Recently rented a kayak on vacation - with the inevitable rental euro - and YUK! (it was a very decent carbon paddle too). Took me a while to feel OK with it. Wet noodle indeed!
Incredibly spoiled by my GP, and learning to appreciate wing.
that you can back and forth between the two. I dare say the gp has a much longer learning curve. Have a gp lent to me by some Greenland instructor friends, but haven’t put in the time to really learn to use it properly. I do like it for sweep rolls, and it sculls easily-very buoyant. They’re intent on bringing me over from the dark side to the light-smile. As far as wings go, I’ve recently had the opportunity to try three or four different ones-currently using a Czech made mid blade carbon, with carbon kevlar HPS shaft, adjustable from 216-222. With the QCC, it’s set at about 217-218cm., 60 degree feather-feels good at a slightly longer length. Had the opportunity to try an Epic one piece-what an epiphany-unbelievably light, with no loss in efficiency. Big bucks too-sigh.
I also use,
an Epic one piece mid-wing and wouldn’t use anything else. Have a two piece adjustable SET which is very similar to the Epic as far as blade dimensions and twist, just 4 ounces +/- heavier, ok to train with, but racing, Epic is the way to go for me. Learning curve was about 2 to 3 weeks to match times with previous paddle, it just kept improving and wouldn’t use anything else now other than maybe getting a larger wing for shorter races (6 miles) and eventually build up stamina to use it for longer ones as it would be more fatiguing.
“One Trick Pony”
Bought my wing to add stability while trying to learn a ski. It was faster and did add stability but also played hell on my tendons and joints.
When I gave up on the ski I went back to a bent shaft to relieve the hurt. I race maybe two days a year and paddle about 250 and really missed all the strokes I couldn’t do with the wing…
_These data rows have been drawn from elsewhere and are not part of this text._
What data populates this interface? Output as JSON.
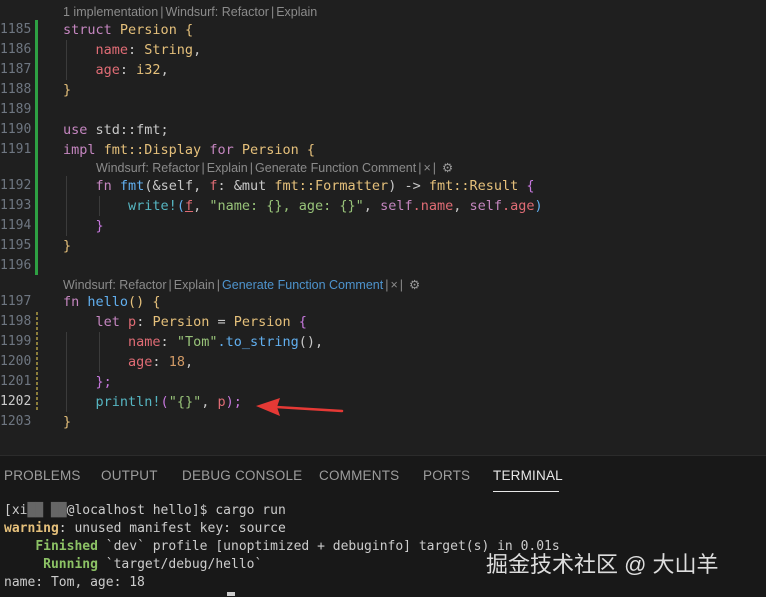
{
  "editor": {
    "codelens": [
      {
        "parts": [
          "1 implementation",
          "Windsurf: Refactor",
          "Explain"
        ]
      },
      {
        "parts": [
          "Windsurf: Refactor",
          "Explain",
          "Generate Function Comment",
          "×",
          "⚙"
        ]
      },
      {
        "parts": [
          "Windsurf: Refactor",
          "Explain",
          "Generate Function Comment",
          "×",
          "⚙"
        ]
      }
    ],
    "line_numbers": [
      "1185",
      "1186",
      "1187",
      "1188",
      "1189",
      "1190",
      "1191",
      "1192",
      "1193",
      "1194",
      "1195",
      "1196",
      "1197",
      "1198",
      "1199",
      "1200",
      "1201",
      "1202",
      "1203"
    ],
    "lines": {
      "l1185": {
        "kw": "struct",
        "name": "Persion",
        "brace": "{"
      },
      "l1186": {
        "field": "name",
        "type": "String"
      },
      "l1187": {
        "field": "age",
        "type": "i32"
      },
      "l1188": {
        "close": "}"
      },
      "l1190": {
        "kw": "use",
        "path": "std::fmt;"
      },
      "l1191": {
        "kw": "impl",
        "trait": "fmt::Display",
        "for": "for",
        "name": "Persion",
        "brace": "{"
      },
      "l1192": {
        "kw": "fn",
        "fname": "fmt",
        "params_pre": "(&self, ",
        "p": "f",
        "params_mid": ": &mut ",
        "ty": "fmt::Formatter",
        "arrow": ") -> ",
        "ret": "fmt::Result",
        "brace": " {"
      },
      "l1193": {
        "mac": "write!",
        "pre": "(",
        "p": "f",
        "str": "\"name: {}, age: {}\"",
        "self1": "self",
        "f1": ".name",
        "self2": "self",
        "f2": ".age",
        "end": ")"
      },
      "l1194": {
        "close": "}"
      },
      "l1195": {
        "close": "}"
      },
      "l1197": {
        "kw": "fn",
        "fname": "hello",
        "rest": "() {"
      },
      "l1198": {
        "kw": "let",
        "var": "p",
        "type": "Persion",
        "eq": " = ",
        "ctor": "Persion",
        "brace": " {"
      },
      "l1199": {
        "field": "name",
        "str": "\"Tom\"",
        "call": ".to_string",
        "rest": "(),"
      },
      "l1200": {
        "field": "age",
        "num": "18",
        "rest": ","
      },
      "l1201": {
        "close": "};"
      },
      "l1202": {
        "mac": "println!",
        "pre": "(",
        "str": "\"{}\"",
        "mid": ", ",
        "var": "p",
        "end": ");"
      },
      "l1203": {
        "close": "}"
      }
    },
    "active_line": "1202"
  },
  "panel": {
    "tabs": [
      "PROBLEMS",
      "OUTPUT",
      "DEBUG CONSOLE",
      "COMMENTS",
      "PORTS",
      "TERMINAL"
    ],
    "active_tab": "TERMINAL",
    "terminal": {
      "prompt": "[xi",
      "redacted": "██ ██",
      "prompt_rest": "@localhost hello]$ cargo run",
      "warning_label": "warning",
      "warning_text": ": unused manifest key: source",
      "finished_label": "Finished",
      "finished_text": " `dev` profile [unoptimized + debuginfo] target(s) in 0.01s",
      "running_label": "Running",
      "running_text": " `target/debug/hello`",
      "output": "name: Tom, age: 18"
    }
  },
  "watermark": "掘金技术社区 @ 大山羊"
}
Getting old… GH
Hey - we don’t get older,
we get better!
Cheers, and stay happy!
Part of the Beauty of this Sport…
is that it has so many different levels, and you see such a wide age span of participants. As I’ve moved comfortably into middle age, starting my ‘second lap of life,’ I find a buffet assortment of ibuprofen works wonders, both prescriptively and diagnostically, along with regular doses of glucosamine and chondroitin. The high angle stroke does exact a toll on shoulders-ironically though, even with two shoulder spurs from years of heavy weightlifting, the torso rotation needed with the wing stroke is the best thing for me. I hurt now when I don’t paddle. As to the joint and tendon pain, yes, comes with the territory; it’s a solid catch, with little wasted effort, and much transmitted shock. A good warm up beforehand, including stretching and a preemptive Advil is de rigeur here. The bottom line is, if you’re paddling, and racing/fitness work is not paramount, then by all means enjoy whatever paddle, stroke, angle feels best. There’s a satisfaction also to being able to do a bazillion different strokes fluidly, isn’t there? Have Greenland instructor friends who wield their gps like magical sceptres-simply amazing. Enjoy.
I occasionally race and don’t have a boat for it yet. I’ve borrowed an old school fibreglass boat for the next race. Likely I will buy more of a touring boat (possibly AirLite) than a racing boat at some point. My question is … Can I use a wing paddle with this boat? Even if I’m just going out for a nice paddle down an easy river rather than a race?